The highlight of the valedictory was the song (let go, let go, let go of the past …) written and composed the ‘Kolaveri di’ way by Ashok and others. The treasure hunt resulted in Sonali from RVI batch having her wrist bone dislocated and fractured. By now she should have undergone surgery. However, the positive effect of Manthan left her thinking of the positive side of this freak accident which is that she could rightfully ask for a long leave which she had been unable to get. Nalini’s presence on Sunday charged up the environment and it was a very touching moment when a youngster broke down when he spoke of our dear Raja.
Though, Manthan had become past now, we do not want to let go of this past, as our Padmaja commented. If my narration of the time spent in the camp is making you wish you had been there, I guess Ali would have to make some more dormitories for Banjara Academy's future Manthan camps.A few moments of the camp - pictures shared by Lakshmi Ramakrishnan here
Fleeting Glimpses, 'Let Go of Your Past' Manthan Camp, 06-08 Jan 12
FREE Online Psychological Counselling by Banjara Academy for anyone, anywhere in the world
- Are you stressed about your child?
- Is your marriage in trouble?
- Are you stressed about your education?
- Do you feel overwhelmed by anxiety and fear?
Just mail your counsellor now, sharing your problems, your worries, your anxieties, your fears. Your counsellor will reply to you, and be there for you until you need her to help you cope and get going.
Leading Banjara Academy's online email counselling team of volunteer-counsellors, I realize it is not an easy task reaching out to a person one has never met, never seen, without the added advantage of gestures, eye contact, a gentle reassuring touch, tone of voice and yet providing empathy, positive strokes, making the person feel heard and understood.

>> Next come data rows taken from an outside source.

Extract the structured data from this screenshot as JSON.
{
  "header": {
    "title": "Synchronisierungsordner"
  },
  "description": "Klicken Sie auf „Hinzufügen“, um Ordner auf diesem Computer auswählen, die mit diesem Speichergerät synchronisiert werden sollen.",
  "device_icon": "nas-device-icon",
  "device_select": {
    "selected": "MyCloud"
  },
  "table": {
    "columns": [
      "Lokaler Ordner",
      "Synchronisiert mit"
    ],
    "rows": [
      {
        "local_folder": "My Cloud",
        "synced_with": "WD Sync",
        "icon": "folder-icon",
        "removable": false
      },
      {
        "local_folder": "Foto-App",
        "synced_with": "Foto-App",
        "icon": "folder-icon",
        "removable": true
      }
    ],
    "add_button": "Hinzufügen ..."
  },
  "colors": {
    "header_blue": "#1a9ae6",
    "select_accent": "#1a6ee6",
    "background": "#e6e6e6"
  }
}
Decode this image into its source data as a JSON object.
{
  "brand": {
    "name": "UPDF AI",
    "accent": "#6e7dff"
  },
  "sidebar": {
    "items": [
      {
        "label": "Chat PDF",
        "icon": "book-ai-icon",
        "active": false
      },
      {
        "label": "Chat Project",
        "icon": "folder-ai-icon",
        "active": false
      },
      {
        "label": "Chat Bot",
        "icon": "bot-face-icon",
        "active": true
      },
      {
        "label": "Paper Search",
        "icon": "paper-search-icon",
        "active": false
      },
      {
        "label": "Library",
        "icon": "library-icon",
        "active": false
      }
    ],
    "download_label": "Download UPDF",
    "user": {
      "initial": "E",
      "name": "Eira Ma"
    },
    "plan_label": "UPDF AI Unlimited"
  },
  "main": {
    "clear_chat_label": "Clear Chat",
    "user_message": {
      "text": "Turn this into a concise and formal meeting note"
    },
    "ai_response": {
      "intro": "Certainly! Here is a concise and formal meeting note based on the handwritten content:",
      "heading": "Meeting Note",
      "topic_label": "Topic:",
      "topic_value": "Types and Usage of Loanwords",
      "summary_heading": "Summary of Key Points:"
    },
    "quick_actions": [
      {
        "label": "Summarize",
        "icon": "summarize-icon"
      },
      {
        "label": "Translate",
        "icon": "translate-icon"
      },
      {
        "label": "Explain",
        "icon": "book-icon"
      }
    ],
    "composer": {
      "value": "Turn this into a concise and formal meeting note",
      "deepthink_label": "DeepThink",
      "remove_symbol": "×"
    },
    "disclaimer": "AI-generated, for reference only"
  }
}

With the aid of only written words, it is quite a task building trust, making people open up and share and helping them cope and feel better. So when in many instances they write back saying thank you and that they feel so much better, the feeling one gets is priceless and incomparable - knowing one has done something right, something good!
Hats off to all the volunteeer-counsellors of Banjara Academy who have been carrying on this work silently, anonymously for the last couple of years. Truly commendable! - Ali Khwaja